A transgender-identifying creator of apparel and accessories closed his virtual storefronts despite telling the media that sales have increased since the products he created for Target’s 2023 Pride Collection were removed from the retailer’s website.
Erik Carnell is the owner of Abparellen. The United Kingdom-based designer created a “Cure Transphobia, Not Trans People” sweatshirt, a “too queer for here” tote bag, and a “we belong everywhere” fanny pack.
Some critics of the collaboration labeled Carnell a Satanist because of his product depicting pentagrams or Satan with messages like “Satan Respects Pronous.” He has denied this label.
Carnell closed his website and Etsy page to “catch up” on orders placed in the wake of the backlash over Target’s Pride Collection.
“Thank you all for your unrelenting support and love,” Carnell wrote in a message on his site’s landing page. “The positivity and beautiful vibes you’ve sent my way this past week has been overwhelming and I can’t thank you enough!”
His products include some pins with the phrases “Destroy the Cis-tem,” “Sorry You’re Cis,” and “Bury Cis Feelings.”
Carnell removed images of some products from his social media, several of which included extreme rhetoric including calls for violence.
“Gay-bashing, lesbian-bashing, trans-bashing, queer-bashing are all far too prevalent in this world,” Carnell wrote in one post. “Sometimes there’s only one language those who harass us understand. Some might say to turn the other cheek, but others would advice to bash back – and if you’re gonna do that, why not do it with a heart-shaped pastel coloured mace?”
Another post stated that the “transphobe is an insidious creature” that will create “laws designed to prevent the glorious transsexual from thriving.”
“In order to keep transphobes at bay we must eradicate them, it is very important to not engage in conversation with them – fascists do not listen to reason and they do not deserve the trans person’s valuable time,” Carnell wrote.
.@Target withdrawing controversial family-friendly #trans-themed products from its stores is being blamed on vague unspecific "threats" for PR purposes. They know liberal media will focus on this instead of how they f—ked up by not vetting the artist they promoted.

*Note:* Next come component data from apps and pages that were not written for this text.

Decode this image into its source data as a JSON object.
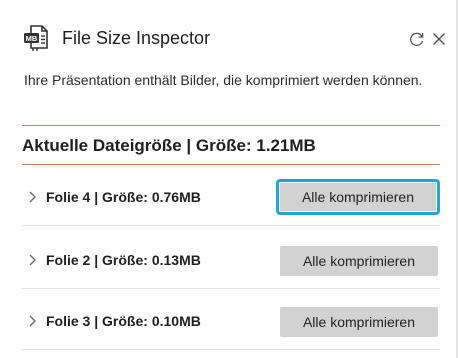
{
  "header": {
    "title": "File Size Inspector",
    "app_icon": "mb-file-icon",
    "refresh_icon": "refresh-icon",
    "close_icon": "close-icon"
  },
  "description": "Ihre Präsentation enthält Bilder, die komprimiert werden können.",
  "current_size": {
    "label": "Aktuelle Dateigröße | Größe: 1.21MB"
  },
  "slides": [
    {
      "label": "Folie 4 | Größe: 0.76MB",
      "button_label": "Alle komprimieren",
      "focused": true
    },
    {
      "label": "Folie 2 | Größe: 0.13MB",
      "button_label": "Alle komprimieren",
      "focused": false
    },
    {
      "label": "Folie 3 | Größe: 0.10MB",
      "button_label": "Alle komprimieren",
      "focused": false
    }
  ],
  "colors": {
    "accent_divider": "#c9826f",
    "focus_ring": "#1ea7d8",
    "button_bg": "#d2d2d2"
  }
}
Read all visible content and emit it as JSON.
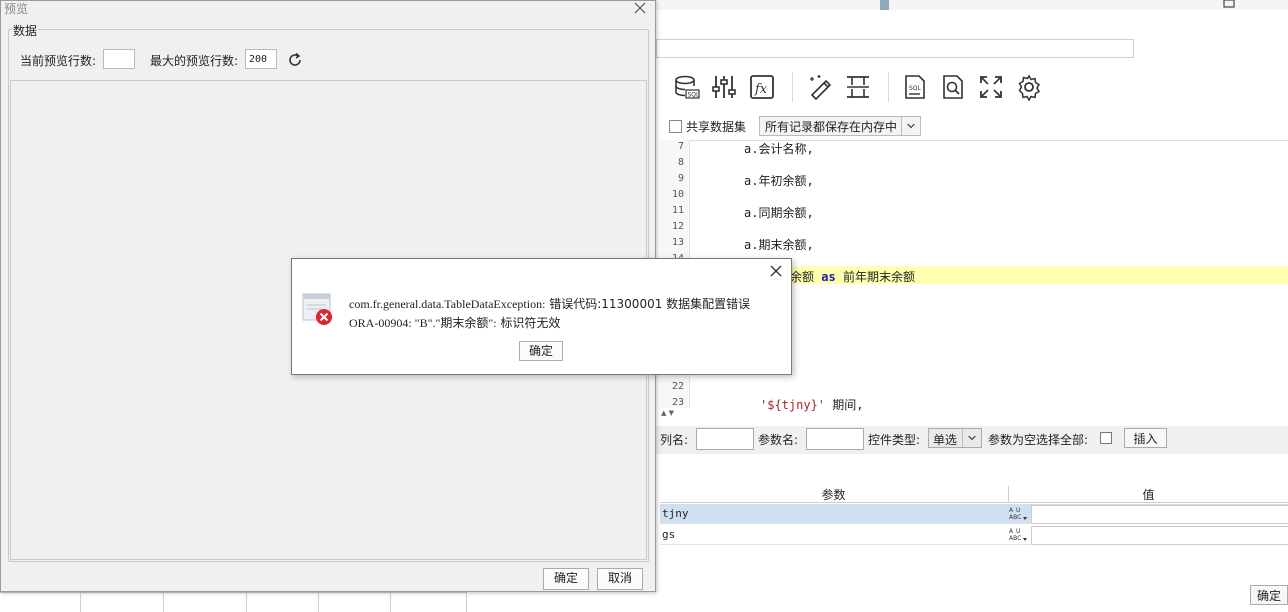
{
  "preview": {
    "title": "预览",
    "group_label": "数据",
    "current_rows_label": "当前预览行数:",
    "current_rows_value": "",
    "max_rows_label": "最大的预览行数:",
    "max_rows_value": "200",
    "ok_label": "确定",
    "cancel_label": "取消"
  },
  "error": {
    "line1_class": "com.fr.general.data.TableDataException:",
    "line1_text": " 错误代码:11300001 数据集配置错误",
    "line2_code": "ORA-00904: \"B\".\"期末余额\":",
    "line2_text": " 标识符无效",
    "ok_label": "确定"
  },
  "editor": {
    "share_dataset_label": "共享数据集",
    "cache_option": "所有记录都保存在内存中",
    "lines": [
      {
        "num": "7",
        "text": "a.会计名称,"
      },
      {
        "num": "8",
        "text": ""
      },
      {
        "num": "9",
        "text": "a.年初余额,"
      },
      {
        "num": "10",
        "text": ""
      },
      {
        "num": "11",
        "text": "a.同期余额,"
      },
      {
        "num": "12",
        "text": ""
      },
      {
        "num": "13",
        "text": "a.期末余额,"
      },
      {
        "num": "14",
        "text": ""
      },
      {
        "num": "22",
        "text": ""
      },
      {
        "num": "23",
        "text": "期间,"
      }
    ],
    "highlight_prefix": "余额",
    "highlight_keyword": "as",
    "highlight_suffix": "前年期末余额",
    "line23_string": "'${tjny}'"
  },
  "params": {
    "column_name_label": "列名:",
    "param_name_label": "参数名:",
    "control_type_label": "控件类型:",
    "control_type_value": "单选",
    "empty_select_all_label": "参数为空选择全部:",
    "insert_label": "插入",
    "table_headers": [
      "参数",
      "值"
    ],
    "rows": [
      {
        "name": "tjny",
        "type_icon": "abc-type-icon"
      },
      {
        "name": "gs",
        "type_icon": "abc-type-icon"
      }
    ],
    "ok_label": "确定"
  },
  "colors": {
    "error_red": "#e0262b",
    "highlight_yellow": "#ffffb0",
    "keyword_blue": "#1d1db8",
    "selected_row": "#cfe0f1"
  }
}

British… pic.twitter.com/d98kNZFKAz
— Andy Ngô 🏳️🌈 (@MrAndyNgo) May 25, 2023
Some posts still public on the Abprallen Instagram page warn about perceived homophobic, anti-trans behavior.
On an image of a “No LGB Without the T” pin from January, Carnell said “anti-trans LGB” would be targeted next if “all over the world we made it illegal to transition, made it a crime to be trans, forcibly got rid of all the trans people.”
“None of you are safe, the anti-trans brigade are just using you and you’ve been swindled,” he wrote. “You’ve been taken in by the lies of the transphobes, the Bible-bashers and the bigots. They’re not your friends, you’re cannon fodder and you’re helping to sow the seeds that will grow the trees that will become the handles of the axe they take you down with.”
A caption for a “Deadnames Stay Dead” design reads:
This is for people who intentionally deadname trans and non-binary people in order to make some kind of point, be transphobic, pretend they’re being put out by having to remember this change, or in an effort to hurt and demoralise. Deadnaming is shitty at best and violent or dangerous at its worst, the act of referring to someone by old names and pronouns can ‘out’ a trans person in an unsafe situation or have a negative impact on their mental health.
“If you’re fighting for women’s rights or fighting for the rights of sexual minorities and not actively prioritising trans people (trans women in particular) then you suck,” Carnell captioned a photo of a “There is nothing radical about transphobia” pin. “It’s not radical, it’s not defending biological sex, it’s not protecting lesbians, it’s transphobia. And using these other terms to excuse your actions is vulgar.”
Abprallen currently has 28,100 followers on Instagram.
Carnell told The Daily Mail his collaboration products on the Target website “was getting review bombed by conservatives, giving it one-star reviews” soon after the collection’s launch.
“Every so often, one or two of my products would be taken down from the website, or the link to my brand page… with no explanation or communication,” he said. “I think it was anticipated that there would be pushback, I don’t think anybody anticipated that it would be quite this extreme.”
“Target’s Pride collection included more than 2,000 products from clothes and music to home furnishings, and while several are under review the only ones removed so far from its website and stores are from Carnell’s brand,” reports Reuters.
In addition to the Abparellen collaboration, Target included “tuck friendly” adult swimsuits, chest binders, and children’s swim skirts designed to “Thoughtfully Fit on Multiple Body Types and Gender Expressions.”
The public outcry over Target’s decisions regarding products designed to be gender ambiguous prompted the company to direct stores to relocate the merchandise, fearing a boycott and loss of revenue.